--- START ---

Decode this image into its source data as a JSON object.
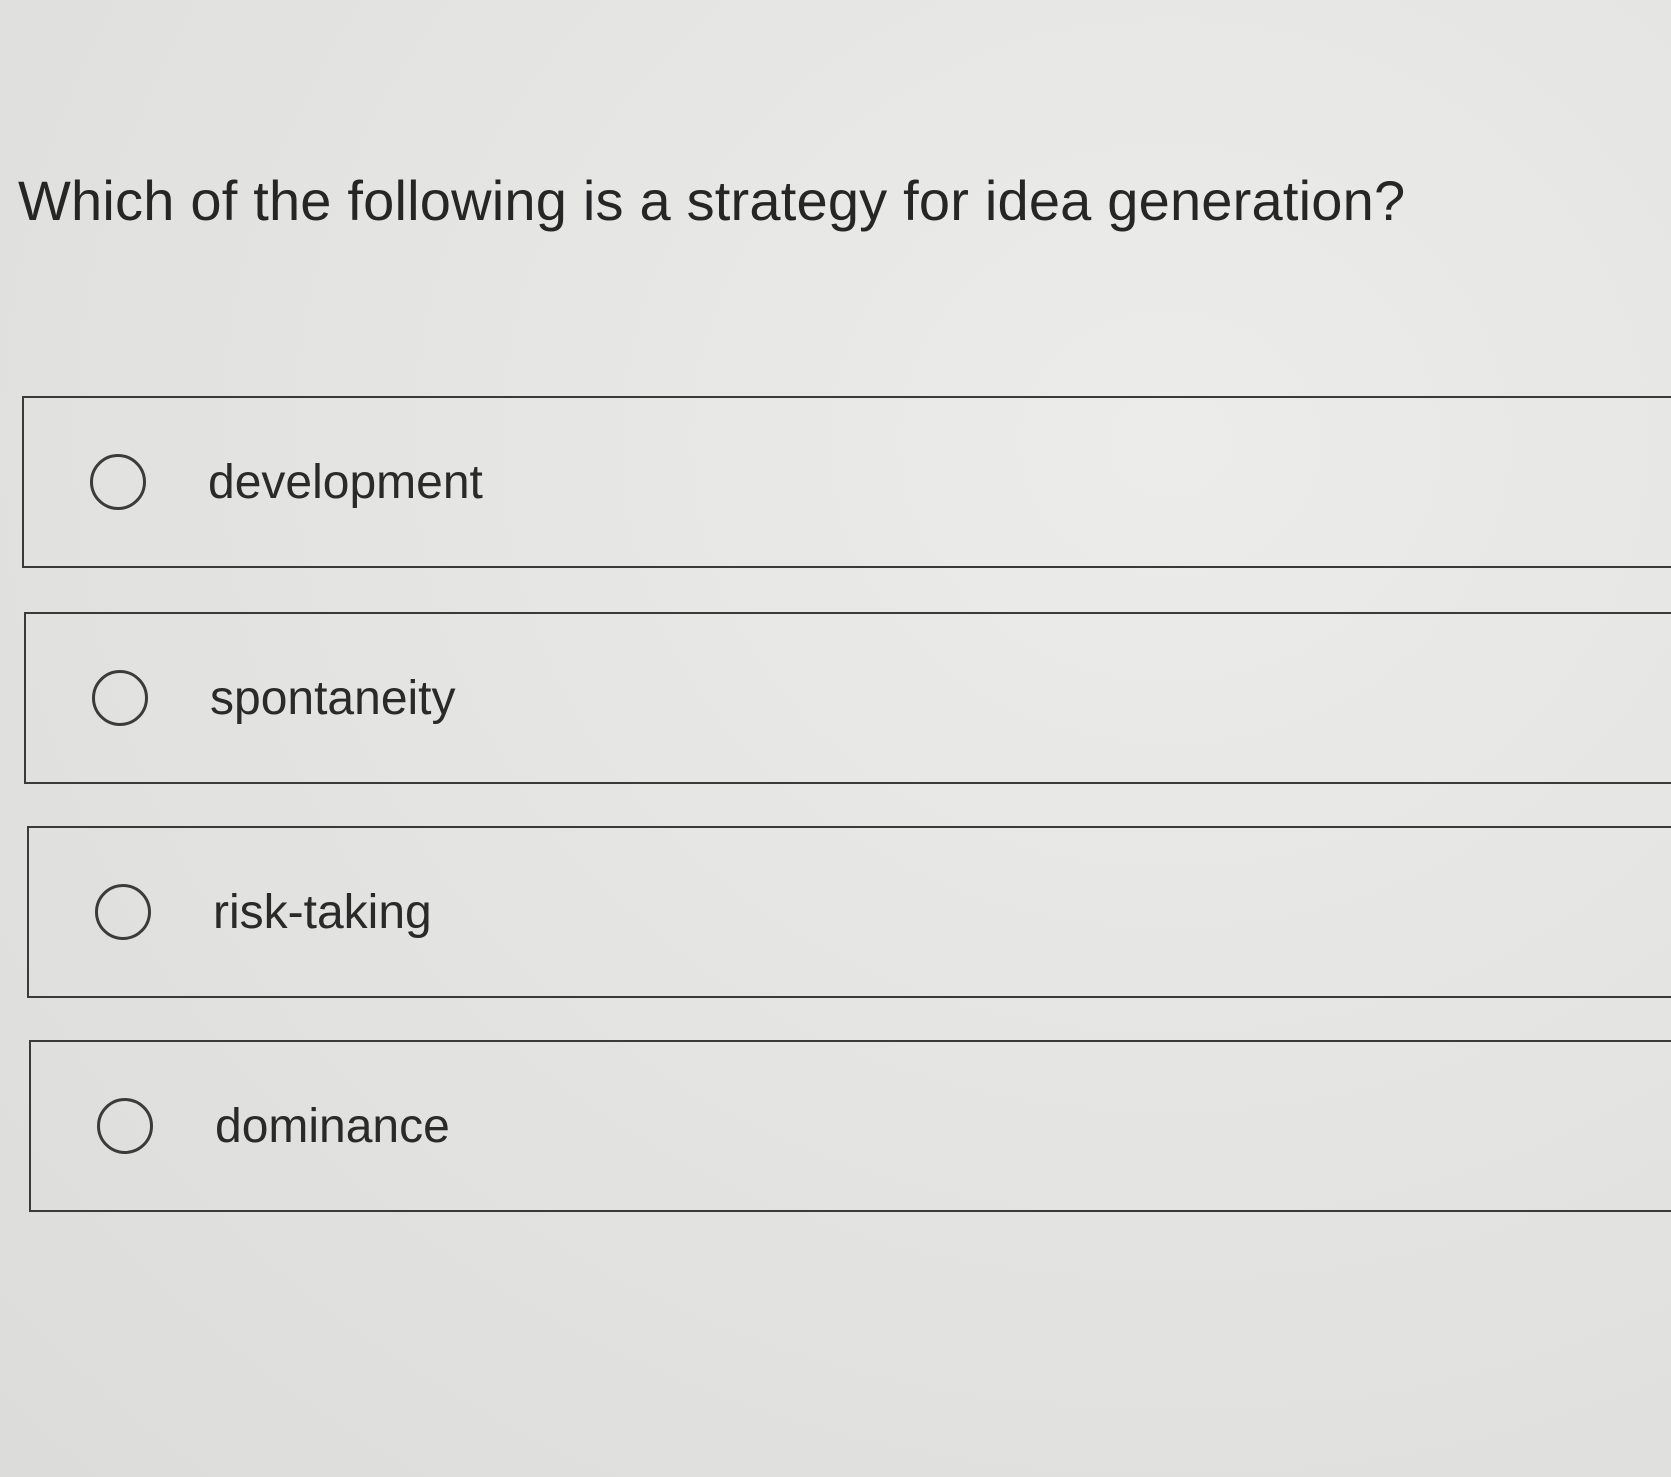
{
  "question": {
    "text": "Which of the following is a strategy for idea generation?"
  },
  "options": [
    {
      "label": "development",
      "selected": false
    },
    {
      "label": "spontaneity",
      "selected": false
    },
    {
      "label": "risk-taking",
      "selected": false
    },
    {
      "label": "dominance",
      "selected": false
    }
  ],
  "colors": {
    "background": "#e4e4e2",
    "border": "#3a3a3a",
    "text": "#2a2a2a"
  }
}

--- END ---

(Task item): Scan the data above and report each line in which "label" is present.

(Task result):
      "label": "development",
      "label": "spontaneity",
      "label": "risk-taking",
      "label": "dominance",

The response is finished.